I think I can call myself a runner. Until this weekend I felt I was a novice looking into a new world… but this weekend it all changed. This past weekend I ran 13.1 miles, completing my first half marathon. Here are a few reflections 13.1 miles in the making.
1. Dream Big. 4 months ago I was a couch potato. 4 months ago I found out that my blood pressure was akin to lava about to explode out of a volcano. 4 months ago my workouts consisted of feeling sorry for the contestants on the Biggest Loser. In response to my doctor’s encouragement to either get fit or get medicated, I decided to become a runner. I convinced my wonderful wife to sign up with me to run a half marathon. Again, when I put my credit card on the dotted line I could not run 3 miles. I know today, with a commitment to work, you can go as far as you dream.
2. You never know what to expect when you start something new. The Sizzling Summer Half Marathon and I both had one thing in common — it was our first. As with any inaugural event, every step was a learning process for its organizer. All of the countless hours of time, energy, and stress placed over it were finally put into play. There were mistakes, lots of them, but at the end of the day, a race was held. As my inaugural first half, every step was a learning process for me. All of the countless hours of training were summed up in 2.5 hours. I made mistakes… failing to go to the bathroom before the race, catching myself running a 7 minute mile while I am a 11 minute miler, or even placing a Justin Bieber song on my music playlist. At the end of the day, though, I finished the race. These mistakes (by the race and by me) are opportunities to grow. When I run the Kelsey Briggs half, I will be a better runner because I learned how to run a long race this weekend.
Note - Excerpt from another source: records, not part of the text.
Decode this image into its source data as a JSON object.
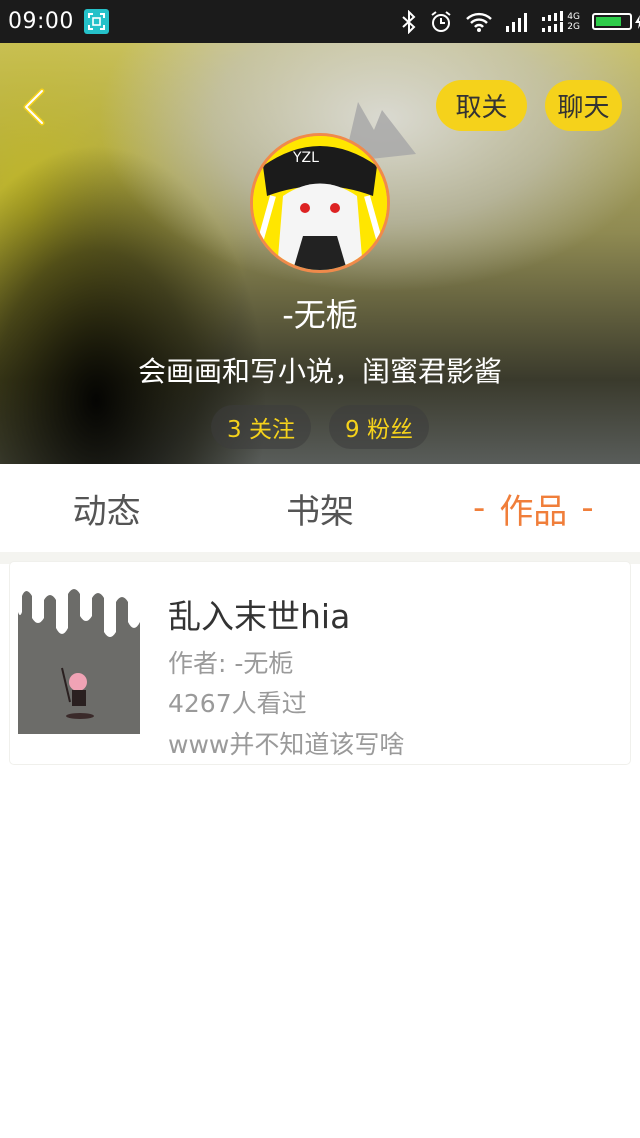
{
  "status_bar": {
    "time": "09:00",
    "network_labels": [
      "4G",
      "2G"
    ],
    "battery_color": "#2ecc4a"
  },
  "header": {
    "back_icon": "chevron-left-icon",
    "unfollow_label": "取关",
    "chat_label": "聊天",
    "nickname": "-无栀",
    "bio": "会画画和写小说，闺蜜君影酱",
    "following": "3 关注",
    "followers": "9 粉丝",
    "accent_color": "#f5d21b"
  },
  "tabs": [
    {
      "label": "动态",
      "active": false
    },
    {
      "label": "书架",
      "active": false
    },
    {
      "label": "作品",
      "active": true
    }
  ],
  "active_tab_dash": "-",
  "works": [
    {
      "title": "乱入末世hia",
      "author": "作者: -无栀",
      "views": "4267人看过",
      "description": "www并不知道该写啥"
    }
  ],
  "colors": {
    "active_tab": "#f07e3a",
    "avatar_ring": "#f08a4b"
  }
}
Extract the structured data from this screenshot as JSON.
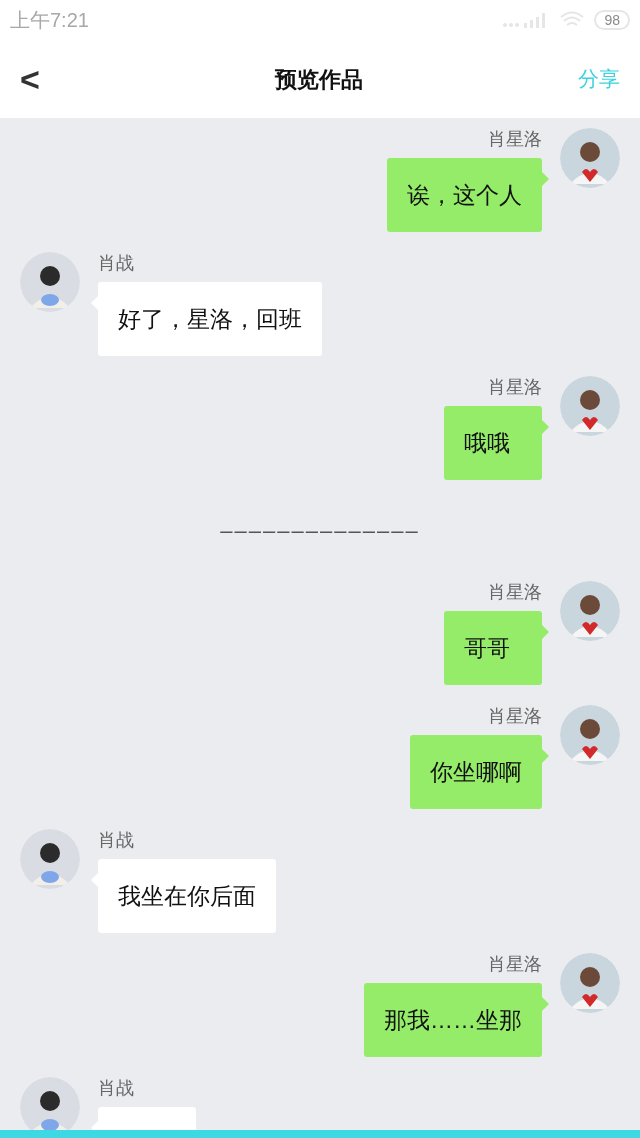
{
  "status_bar": {
    "time": "上午7:21",
    "battery": "98"
  },
  "nav": {
    "back": "<",
    "title": "预览作品",
    "action": "分享"
  },
  "messages": [
    {
      "kind": "sent",
      "name": "肖星洛",
      "text": "诶，这个人"
    },
    {
      "kind": "received",
      "name": "肖战",
      "text": "好了，星洛，回班"
    },
    {
      "kind": "sent",
      "name": "肖星洛",
      "text": "哦哦"
    },
    {
      "kind": "divider",
      "text": "––––––––––––––"
    },
    {
      "kind": "sent",
      "name": "肖星洛",
      "text": "哥哥"
    },
    {
      "kind": "sent",
      "name": "肖星洛",
      "text": "你坐哪啊"
    },
    {
      "kind": "received",
      "name": "肖战",
      "text": "我坐在你后面"
    },
    {
      "kind": "sent",
      "name": "肖星洛",
      "text": "那我……坐那"
    },
    {
      "kind": "received",
      "name": "肖战"
    }
  ]
}
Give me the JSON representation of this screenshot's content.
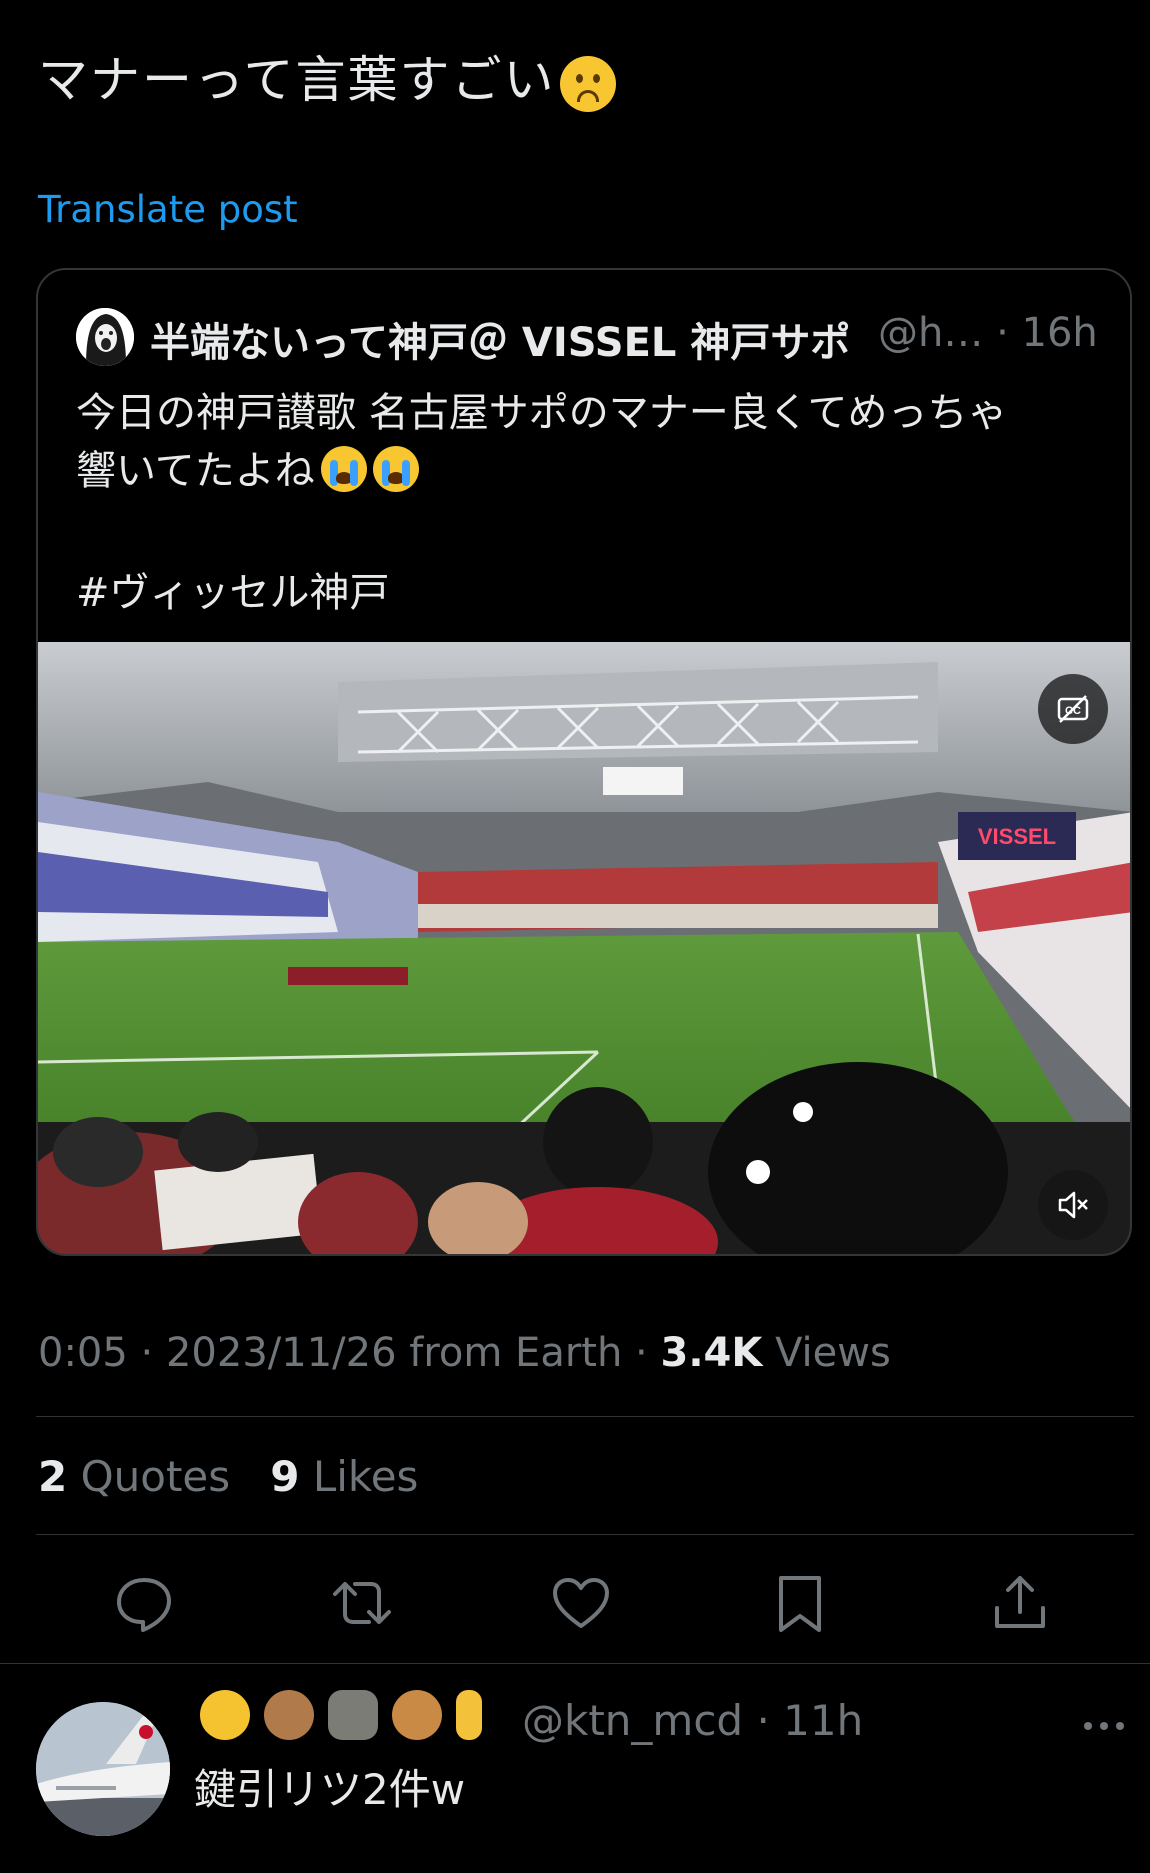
{
  "post": {
    "text": "マナーって言葉すごい",
    "translate_label": "Translate post"
  },
  "quoted": {
    "display_name": "半端ないって神戸＠ VISSEL 神戸サポ",
    "handle": "@h…",
    "time": "· 16h",
    "text_line1": "今日の神戸讃歌 名古屋サポのマナー良くてめっちゃ",
    "text_line2": "響いてたよね",
    "hashtag": "#ヴィッセル神戸",
    "video": {
      "scoreboard_text": "VISSEL"
    }
  },
  "meta": {
    "time": "0:05",
    "date": "2023/11/26",
    "source": "from Earth",
    "views_count": "3.4K",
    "views_label": "Views"
  },
  "stats": {
    "quotes_count": "2",
    "quotes_label": "Quotes",
    "likes_count": "9",
    "likes_label": "Likes"
  },
  "actions": [
    "reply-icon",
    "repost-icon",
    "like-icon",
    "bookmark-icon",
    "share-icon"
  ],
  "reply": {
    "name_emojis": [
      "cat-face",
      "see-no-evil-monkey",
      "moai",
      "teddy-bear",
      "middle-finger"
    ],
    "handle": "@ktn_mcd",
    "time": "· 11h",
    "text": "鍵引リツ2件w"
  },
  "colors": {
    "background": "#000000",
    "text": "#e7e9ea",
    "secondary": "#71767b",
    "link": "#1d9bf0",
    "border": "#2f3336"
  }
}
3. Know your limitations. Running a 5k or a 10k is different from running a 13.1 mile run. With the 5k and 10k I was able to run the entire race with no walking and no water. In a 13.1 mile 90 degree run, this strategy would lead me to a quick finish in an emergency room. In this run I understood that I needed to listen to my body, drink when I needed water, and walk when I need to slow down.
4. Fellowship is found in working toward a common goal. On my run, I found myself surrounded by runners that were at the same level as I was. As we struggled, strived, and sweat, we did it together. More than once I had runners encourage me as I looked down. I saw many slow to check on runners who seemed overheated. I only knew 2 runners on the course this past weekend, but I shared a common goal in fellowship with those around me as we all were striving for 13.1 miles.
5. Some people can’t be pleased. This was an inaugural race. There were many things that will be far better next year. At the end of the day I had a good time running on a shaded course accomplishing a goal 4 months in the making. My wife and I left pleased that we had conquered this course. The evening after the race I went online to check the Facebook page of the event only to see many mean spirited complaints that took shots at the race coordinator. I knew there were mistakes, had some thoughts of what I would improve, but I never thought I would see the hate language toward a fellow human being that I saw in the wake of this race. It honestly reminded me of the people who I waited on when I worked in a restaurant who would nitpick a meal in an attempt to get it for free. I remember one person who called me an idiot because I served them a Pepsi instead of a Dr. Pepper.
Let me sum up my overall thoughts… In everything, dream big. Know when you step into any new adventure, you will make mistakes, learn, and grow. As you embark on your big dreams, don’t try to be something you’re not — be yourself, know your limitations. As you strive, look around and see who’s striving with you — that’s real fellowship. Finally, as you take big steps into big dreams, know that there are people who will never be pleased… don’t let your naysayers discourage you from your goal.